Municipal Liability
‘ The province, as well as local governments, are often asked to compensate residents and communities, through disaster relief payments for losses incurred as a result of natural disasters, such as floods, erosion, and slope failures. The province, through the Provincial Policy statement has delegated responsibility for public health and safety from natural hazards to local planning bodies. These agencies are responsible for the identification of hazard lands and adoption, of land use planning mechanisms to prevent risks from inappropriate or unsafe development in these lands’
Source: Understanding Natural Hazards (MNR)-Summary Statement P.40

It is the responsibility of the municipality to establish the flood hazard limit for properties in its jurisdiction.

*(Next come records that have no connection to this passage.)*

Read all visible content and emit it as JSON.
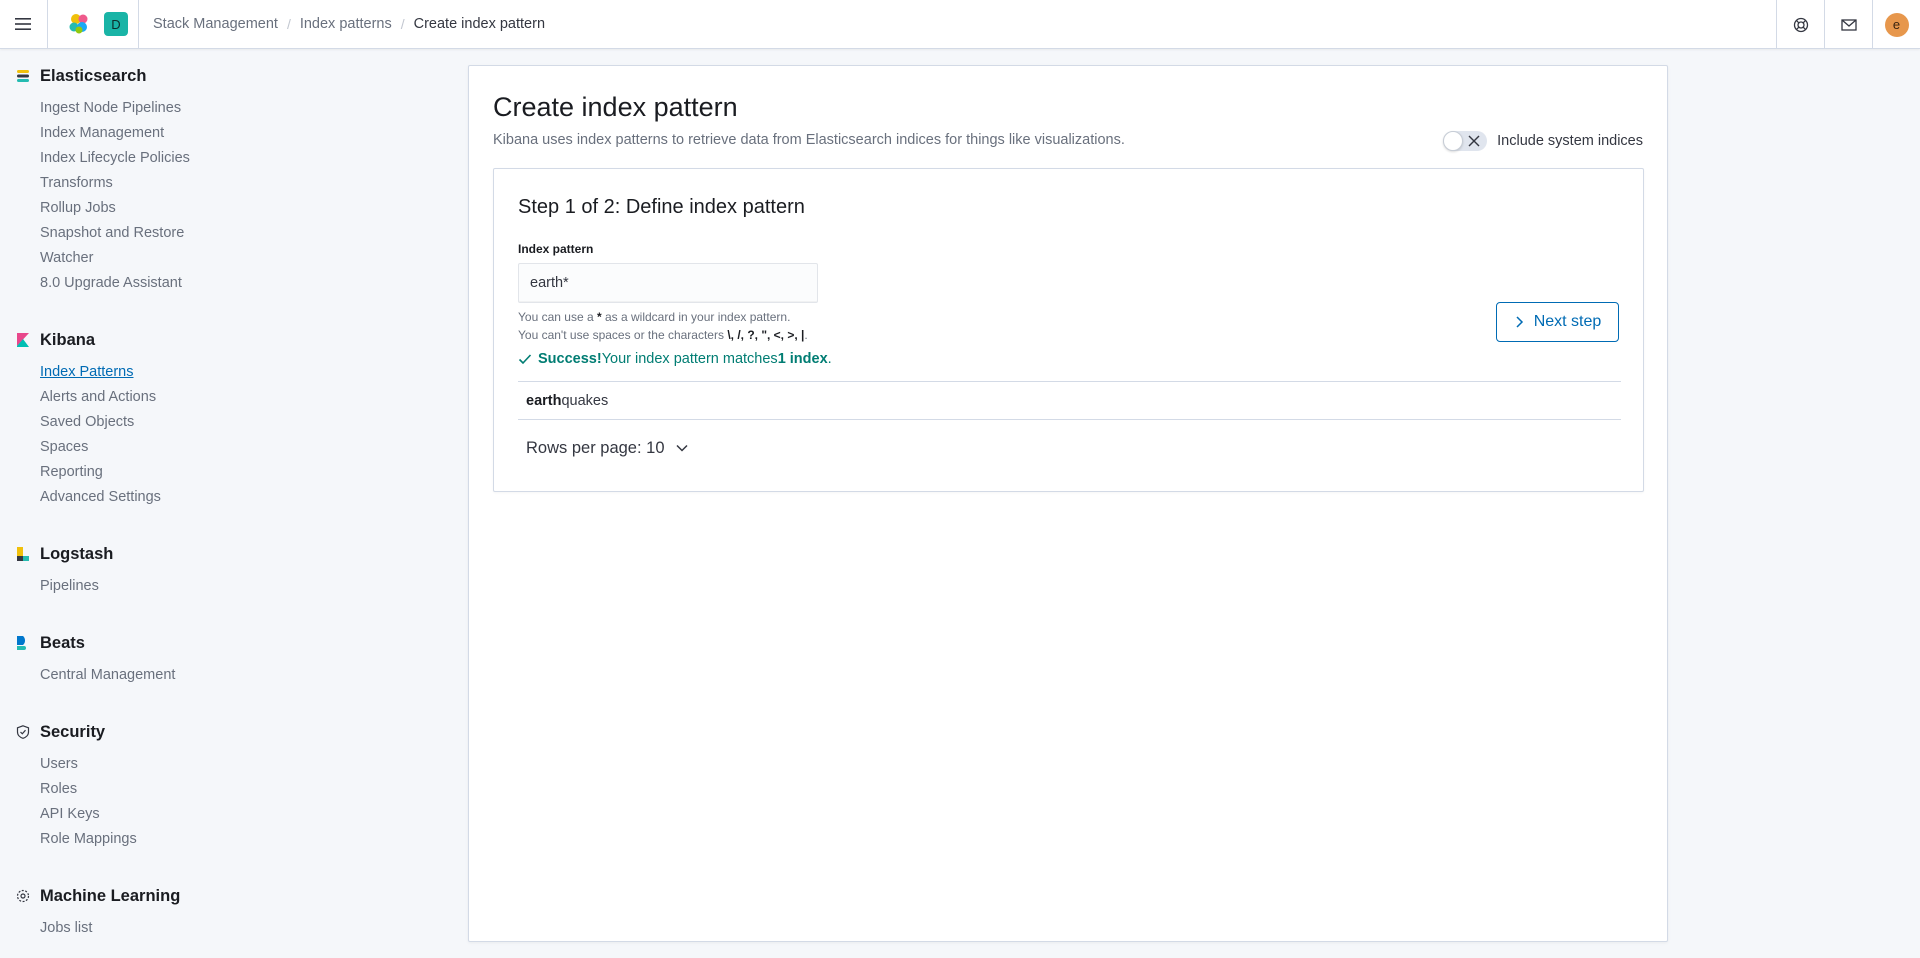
{
  "header": {
    "space_initial": "D",
    "user_initial": "e",
    "breadcrumbs": [
      "Stack Management",
      "Index patterns",
      "Create index pattern"
    ],
    "icons": [
      "menu-icon",
      "elastic-logo-icon",
      "help-icon",
      "newsfeed-icon"
    ]
  },
  "sidebar": {
    "sections": [
      {
        "title": "Elasticsearch",
        "icon": "elasticsearch-icon",
        "items": [
          "Ingest Node Pipelines",
          "Index Management",
          "Index Lifecycle Policies",
          "Transforms",
          "Rollup Jobs",
          "Snapshot and Restore",
          "Watcher",
          "8.0 Upgrade Assistant"
        ]
      },
      {
        "title": "Kibana",
        "icon": "kibana-icon",
        "items": [
          "Index Patterns",
          "Alerts and Actions",
          "Saved Objects",
          "Spaces",
          "Reporting",
          "Advanced Settings"
        ],
        "active": "Index Patterns"
      },
      {
        "title": "Logstash",
        "icon": "logstash-icon",
        "items": [
          "Pipelines"
        ]
      },
      {
        "title": "Beats",
        "icon": "beats-icon",
        "items": [
          "Central Management"
        ]
      },
      {
        "title": "Security",
        "icon": "security-icon",
        "items": [
          "Users",
          "Roles",
          "API Keys",
          "Role Mappings"
        ]
      },
      {
        "title": "Machine Learning",
        "icon": "machine-learning-icon",
        "items": [
          "Jobs list"
        ]
      }
    ]
  },
  "main": {
    "title": "Create index pattern",
    "description": "Kibana uses index patterns to retrieve data from Elasticsearch indices for things like visualizations.",
    "system_indices_label": "Include system indices",
    "system_indices_on": false,
    "step": {
      "title": "Step 1 of 2: Define index pattern",
      "field_label": "Index pattern",
      "field_value": "earth*",
      "help_line1_pre": "You can use a ",
      "help_line1_bold": "*",
      "help_line1_post": " as a wildcard in your index pattern.",
      "help_line2_pre": "You can't use spaces or the characters ",
      "help_line2_bold": "\\, /, ?, \", <, >, |",
      "help_line2_post": ".",
      "next_label": "Next step",
      "success_bold": "Success!",
      "success_mid": " Your index pattern matches ",
      "success_count": "1 index",
      "success_end": ".",
      "match_bold": "earth",
      "match_rest": "quakes",
      "rows_per_page": "Rows per page: 10"
    }
  },
  "colors": {
    "accent": "#006bb4",
    "success": "#017d73",
    "space_avatar": "#19b4a6",
    "user_avatar": "#e7974c"
  }
}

If the municipality does not follow the prescribed ‘guidelines’ of the Provincial Policy Statement then it is very likely that it will be the only level of government that will be saddled with flood damage claims if flooding does occur. This could result in liability in the 10’s of million of dollars.

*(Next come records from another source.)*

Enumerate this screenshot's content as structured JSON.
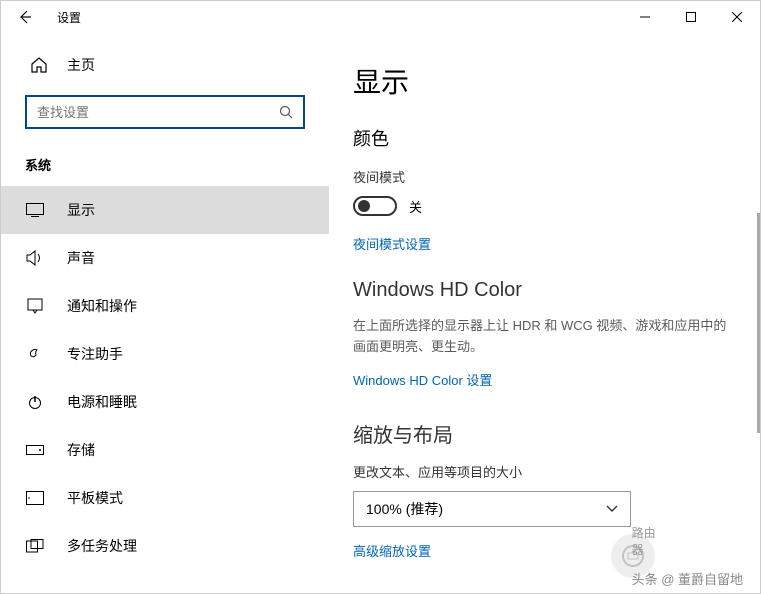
{
  "window": {
    "title": "设置"
  },
  "sidebar": {
    "home": "主页",
    "search_placeholder": "查找设置",
    "section": "系统",
    "items": [
      {
        "label": "显示"
      },
      {
        "label": "声音"
      },
      {
        "label": "通知和操作"
      },
      {
        "label": "专注助手"
      },
      {
        "label": "电源和睡眠"
      },
      {
        "label": "存储"
      },
      {
        "label": "平板模式"
      },
      {
        "label": "多任务处理"
      }
    ]
  },
  "main": {
    "heading": "显示",
    "color_section": "颜色",
    "night_mode_label": "夜间模式",
    "night_mode_state": "关",
    "night_mode_link": "夜间模式设置",
    "hdcolor_heading": "Windows HD Color",
    "hdcolor_desc": "在上面所选择的显示器上让 HDR 和 WCG 视频、游戏和应用中的画面更明亮、更生动。",
    "hdcolor_link": "Windows HD Color 设置",
    "scale_heading": "缩放与布局",
    "scale_label": "更改文本、应用等项目的大小",
    "scale_value": "100% (推荐)",
    "scale_link": "高级缩放设置"
  },
  "watermark": {
    "badge": "路由器",
    "text": "头条 @ 董爵自留地"
  }
}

Potential Impact
It is highly likely that the building envelope for many properties on the Tiny shoreline would be significantly reduced if the flood hazard limits are implemented in accordance with the parameters defined in the Provincial Policy Statement.

The Difficult Challenge
Council is presented with the difficult challenge of protecting individuals and dwellings from flood damage, minimizing liability exposure, recognizing the prescribed ‘guidelines’ of the provincial Policy Statement and preserving a reasonable building envelope for property owners to construct buildings on their properties. The establishment of an appropriate flood hazard limit must encompass a balance of all of these diverse objectives.

Additional Analysis
There has been a considerable effort to-date to identify viable options that will meet all of the objectives. However, more analysis and information is required in order to develop a practical solution.

It is suggested that survey benchmarks be established at various representative points across the shoreline in a cost effective manner to delineate the following:

- geodetic elevation of 177.5 metres

- geodetic elevation of 178.0 metres

- a distance of 15 metres from each of these elevations

- a distance of 45 metres from each of these elevations

The various benchmarks should be compared to the actual location of habitable dwellings in the specific area. If there has been any historical evidence of flood damage this should also be taken in to consideration.

This would then provide the pertinent information for affected shoreline property owners to better understand the potential impact on their building envelope arising from the various options. As such, this would facilitate informed public input on the subject. In addition, it would provide Council with the necessary data and public input to assess the different options and make an appropriate decision that addresses all the diverse objectives.

The number and locations of the benchmarks, the method of deriving the benchmark data and the estimated cost of this approach should be developed and reviewed prior to proceeding.

Bob Buchkowsky
October 27, 2003